BY CASEY ROEPKE ’21
President Donald Trump announced plans for an executive order to end birthright citizenship for Americans on Oct. 30. Political pundits and journalists were quick to announce that birthright citizenship is a constitutional guarantee that would take an act of Congress to amend. According to the Citizenship Clause of the 14th Amendment to the U.S. Constitution, “all persons born or naturalized in the United States, and subject to the jurisdiction thereof, are citizens of the United States and of the State wherein they reside.”
Throughout American history, there have been different processes of gaining citizenship — naturalization, acquisition, derivation and citizenship through birth, according to CitizenPath. Birthright citizenship, or becoming a citizen of the U.S. by being born in its territory, has been a fundamental Constitutional right since it was adopted in 1868 to ensure formerly enslaved peoples had equal constitutional rights after the Civil War. It has remained in place for 150 years.
In an interview with Axios, Trump said America is “the only country in the world where a person comes in and has a baby, and the baby is essentially a citizen of the United States [...] with all of those benefits. It’s ridiculous. It’s ridiculous. And it has to end.” This statement is undeniably false. A study by the Center for Immigration Studies shows that more than 30 countries across the globe employ birthright citizenship, including America’s border countries, Canada and Mexico.
According to the Migration Policy Institute, more than four million children born in the U.S. are living with at least one undocumented parent, making them citizens through birthright. This provision grants those children the rights of citizenship, including the right to a fair trial, the right to apply for federal employment and the right to vote, as defined by U.S. Citizenship and Immigration Services. Many of those children granted birthright citizenship do not have another country to return to if that citizenship is taken away, which brings up a larger question: what would happen if Trump were able to successfully eliminate the birthright citizenship clause? Would current citizens have their statuses revoked? If so, where would those people go?
Trump has claimed he could take away birthright citizenship through executive order. Constitutional amendments can only be repealed through another amendment, proposed by Congress with a two-thirds majority or by a constitutional convention, both of which depend on state and federal legislature. In fact, the only amendment that has been repealed is the 21st Amendment, better known as the “Prohibition amendment,” which disallowed the consumption and sales of alcohol.
An article in The New Yorker reflected on the fact that “when the amendment was ratified, in 1868, the clause ‘subject to the jurisdiction thereof’ was intended to exclude only the children of diplomats and members of certain Native American tribal nations, and, theoretically, a foreign army that had occupied some part of the United States.” However, opponents of birthright citizenship have used the vague language in the Constitution to argue that the amendment was actually meant to “exclude the children of all foreigners.”
Trump’s promise to dissolve birthright citizenship was met with support and excitement from his base, but Democrats and Republicans alike are speaking out — albeit for different reasons.

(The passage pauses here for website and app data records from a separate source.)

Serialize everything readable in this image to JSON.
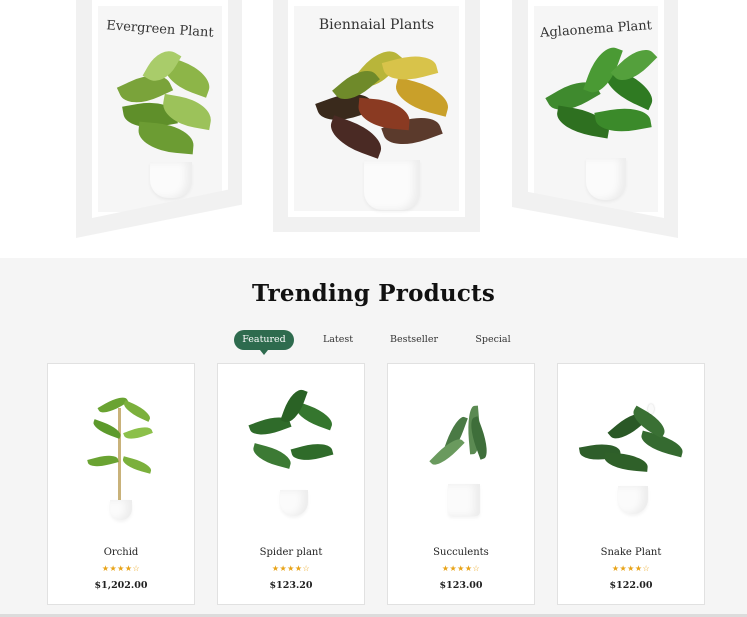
{
  "carousel": {
    "items": [
      {
        "title": "Evergreen Plant"
      },
      {
        "title": "Biennaial Plants"
      },
      {
        "title": "Aglaonema Plant"
      }
    ]
  },
  "trending": {
    "title": "Trending Products",
    "tabs": [
      "Featured",
      "Latest",
      "Bestseller",
      "Special"
    ],
    "active_tab": "Featured",
    "accent": "#2e6b4e",
    "star_color": "#e8a317",
    "products": [
      {
        "name": "Orchid",
        "rating": 4,
        "stars": "★★★★☆",
        "price": "$1,202.00"
      },
      {
        "name": "Spider plant",
        "rating": 4,
        "stars": "★★★★☆",
        "price": "$123.20"
      },
      {
        "name": "Succulents",
        "rating": 4,
        "stars": "★★★★☆",
        "price": "$123.00"
      },
      {
        "name": "Snake Plant",
        "rating": 4,
        "stars": "★★★★☆",
        "price": "$122.00"
      }
    ]
  }
}
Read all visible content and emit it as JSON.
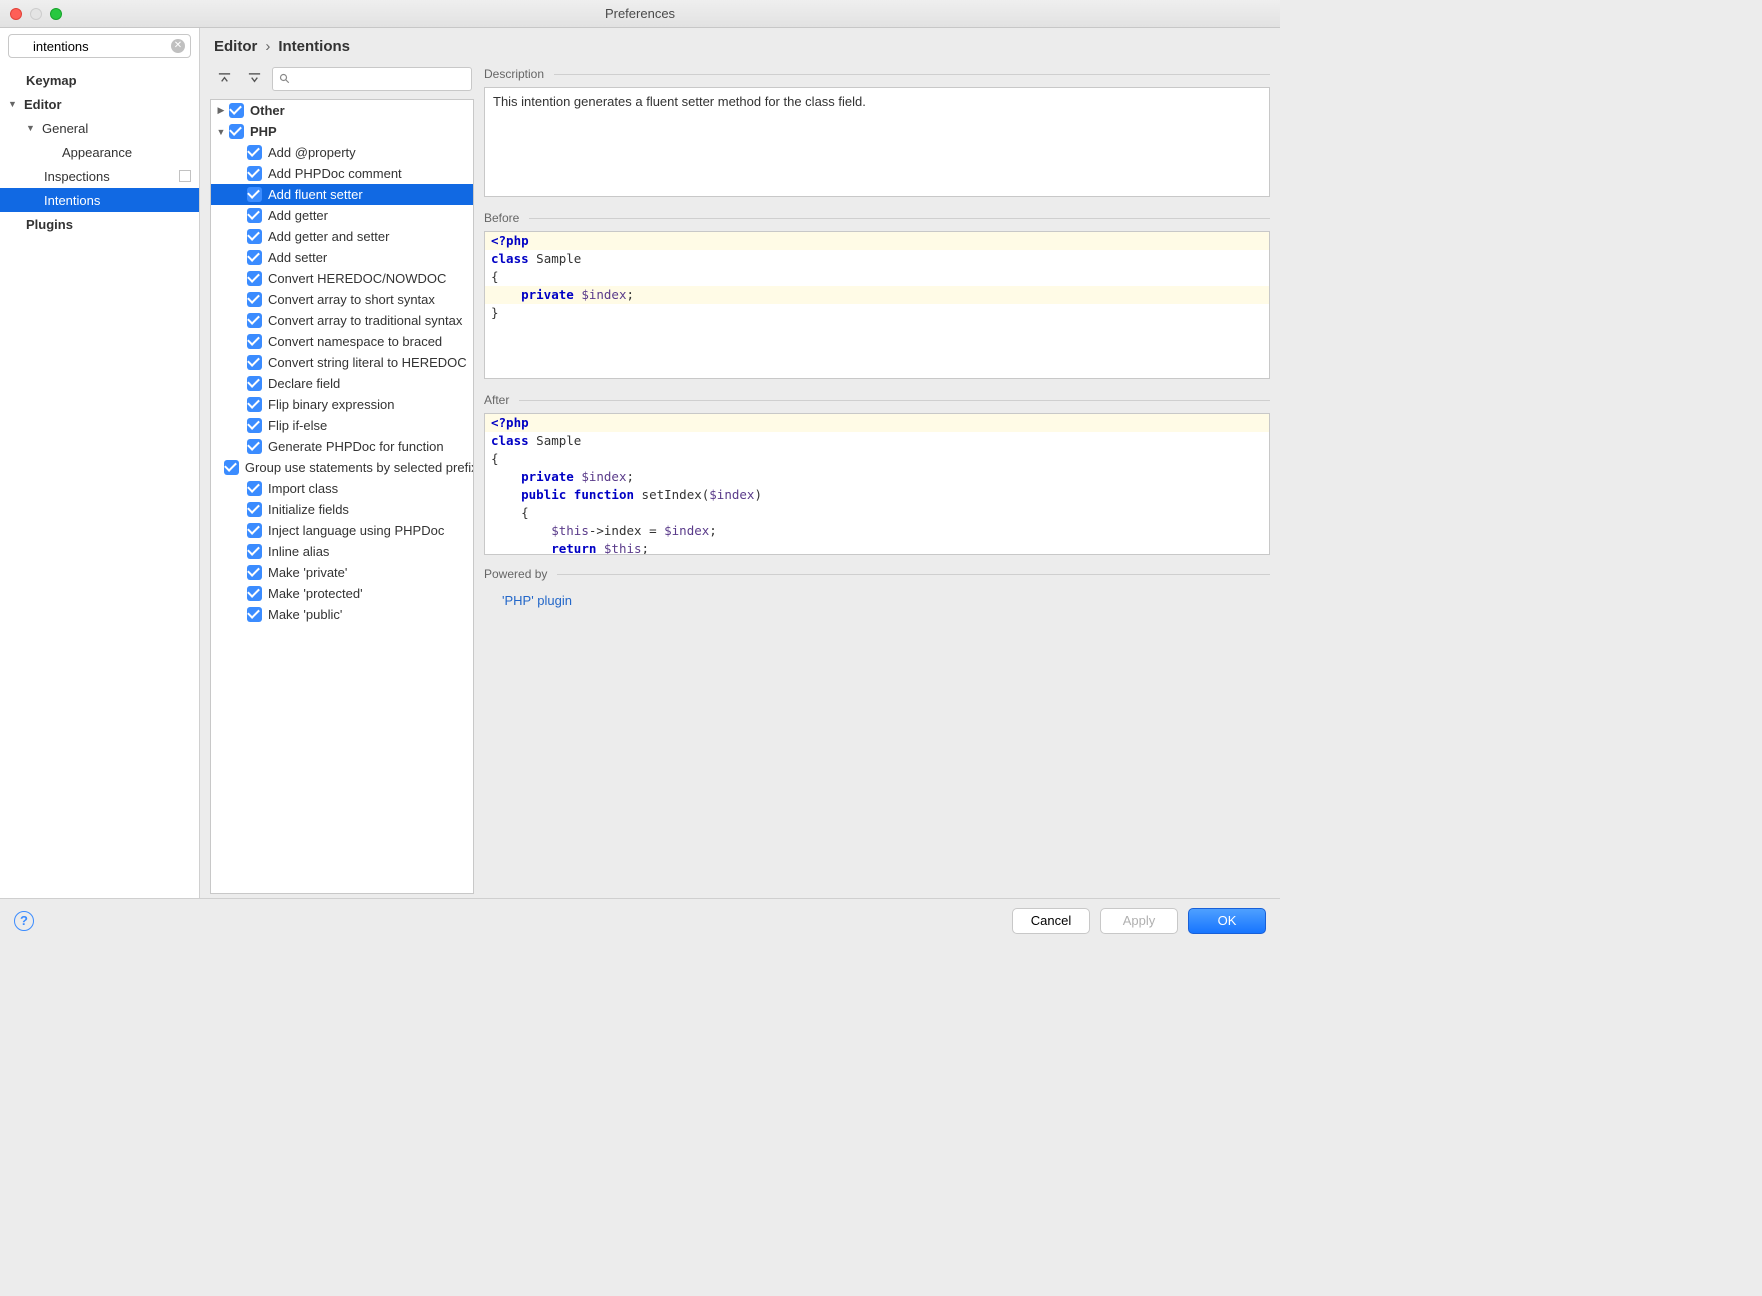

While many Democrats are pointing out the racist and xenophobic implications and subtext of Trump’s words, some Republicans disapprove because of their strict interpretations of the Constitution.
Republican Speaker of the House Paul Ryan said, “I’m a believer in following the plain text of the Constitution, and I think in this case, the 14th Amendment is pretty clear, and [removing it] would involve a very, very lengthy constitutional process.”
Students say repealing birthright citizenship does more than just strip citizens of their legal rights. It also intensely otherizes children of undocumented immigrants and creates inherent inequality between children born in the U.S. based solely on the citizenship of their parents. Nohelya Zambrano ’21, who is currently enrolled in a Latinx immigration class, reflected on the otherization of immigrants. “This rhetoric continues forcing people to keep existing in marginalized communities and in more fear,” Zambrano said. Even though Trump may not be legally able to repeal birthright citizenship by executive order, his desire to do so emphasizes the current political climate of the U.S. under his administration: intolerant of and unsympathetic towards immigrants and their families.
“Birthright citizenship sets a precedent about how we [immigrants] are allowed to exist in this country, and it is violent to take that away,” said Zambrano.